Interface dataset entries
== Segment start ==

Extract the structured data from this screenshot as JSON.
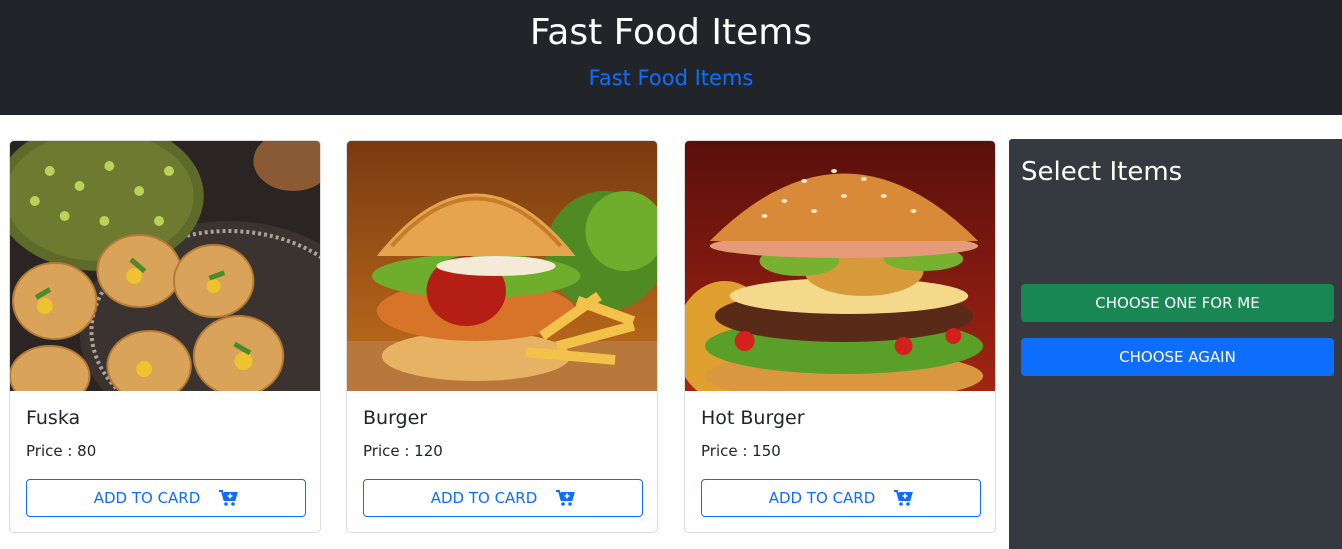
{
  "header": {
    "title": "Fast Food Items",
    "subtitle": "Fast Food Items"
  },
  "items": [
    {
      "name": "Fuska",
      "price": "Price : 80",
      "button_label": "ADD TO CARD",
      "image": "fuska-photo"
    },
    {
      "name": "Burger",
      "price": "Price : 120",
      "button_label": "ADD TO CARD",
      "image": "burger-fries-photo"
    },
    {
      "name": "Hot Burger",
      "price": "Price : 150",
      "button_label": "ADD TO CARD",
      "image": "hot-burger-photo"
    }
  ],
  "panel": {
    "title": "Select Items",
    "choose_label": "CHOOSE ONE FOR ME",
    "again_label": "CHOOSE AGAIN"
  },
  "colors": {
    "header_bg": "#212529",
    "accent": "#0d6efd",
    "panel_bg": "#343a40",
    "success": "#198754"
  }
}
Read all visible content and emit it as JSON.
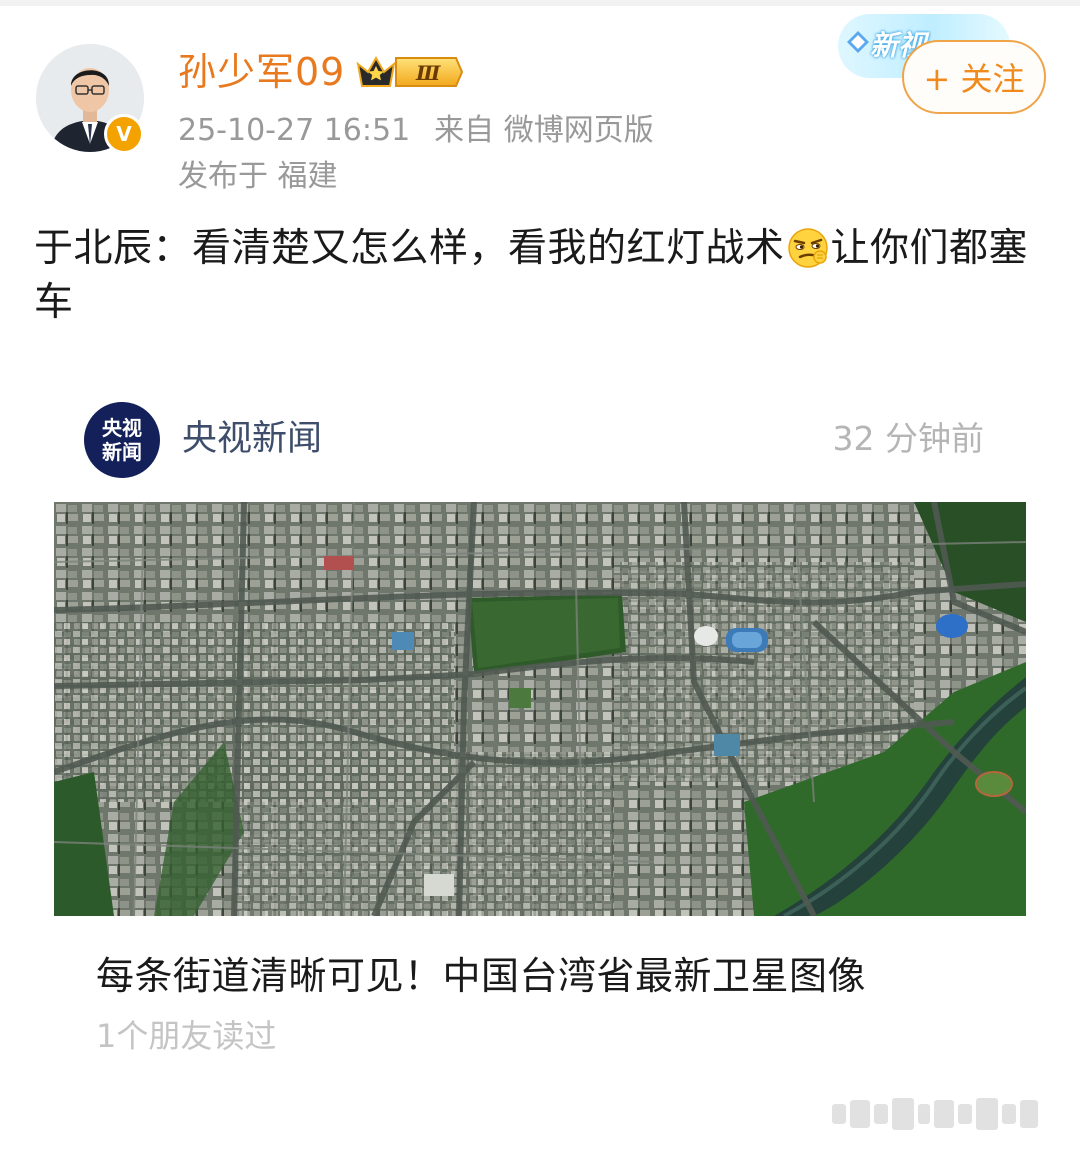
{
  "post": {
    "author": {
      "name": "孙少军09",
      "vip_level": "Ⅲ",
      "verified_mark": "V"
    },
    "timestamp": "25-10-27 16:51",
    "source": "来自 微博网页版",
    "location": "发布于 福建",
    "follow_label": "+ 关注",
    "promo_badge": "新视",
    "text_before_emoji": "于北辰：看清楚又怎么样，看我的红灯战术",
    "text_after_emoji": "让你们都塞车"
  },
  "embedded_card": {
    "logo_line1": "央视",
    "logo_line2": "新闻",
    "source_name": "央视新闻",
    "time_ago": "32 分钟前",
    "title": "每条街道清晰可见！中国台湾省最新卫星图像",
    "read_count": "1个朋友读过"
  },
  "colors": {
    "username": "#e8791e",
    "follow_border": "#f0a44a",
    "meta_text": "#999999",
    "source_name": "#3d4d6a"
  },
  "icons": [
    "avatar-photo",
    "verified-icon",
    "vip-crown-icon",
    "emoji-smirk-icon",
    "satellite-map-image"
  ]
}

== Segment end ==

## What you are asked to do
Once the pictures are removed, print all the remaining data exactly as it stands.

## Answer box
Extract the structured data from this screenshot as JSON.
{
  "header": {
    "title": "Fast Food Items",
    "subtitle": "Fast Food Items"
  },
  "items": [
    {
      "name": "Fuska",
      "price": "Price : 80",
      "button_label": "ADD TO CARD",
      "image": "fuska-photo"
    },
    {
      "name": "Burger",
      "price": "Price : 120",
      "button_label": "ADD TO CARD",
      "image": "burger-fries-photo"
    },
    {
      "name": "Hot Burger",
      "price": "Price : 150",
      "button_label": "ADD TO CARD",
      "image": "hot-burger-photo"
    }
  ],
  "panel": {
    "title": "Select Items",
    "choose_label": "CHOOSE ONE FOR ME",
    "again_label": "CHOOSE AGAIN"
  },
  "colors": {
    "header_bg": "#212529",
    "accent": "#0d6efd",
    "panel_bg": "#343a40",
    "success": "#198754"
  }
}
Read all visible content and emit it as JSON.
{
  "post": {
    "author": {
      "name": "孙少军09",
      "vip_level": "Ⅲ",
      "verified_mark": "V"
    },
    "timestamp": "25-10-27 16:51",
    "source": "来自 微博网页版",
    "location": "发布于 福建",
    "follow_label": "+ 关注",
    "promo_badge": "新视",
    "text_before_emoji": "于北辰：看清楚又怎么样，看我的红灯战术",
    "text_after_emoji": "让你们都塞车"
  },
  "embedded_card": {
    "logo_line1": "央视",
    "logo_line2": "新闻",
    "source_name": "央视新闻",
    "time_ago": "32 分钟前",
    "title": "每条街道清晰可见！中国台湾省最新卫星图像",
    "read_count": "1个朋友读过"
  },
  "colors": {
    "username": "#e8791e",
    "follow_border": "#f0a44a",
    "meta_text": "#999999",
    "source_name": "#3d4d6a"
  },
  "icons": [
    "avatar-photo",
    "verified-icon",
    "vip-crown-icon",
    "emoji-smirk-icon",
    "satellite-map-image"
  ]
}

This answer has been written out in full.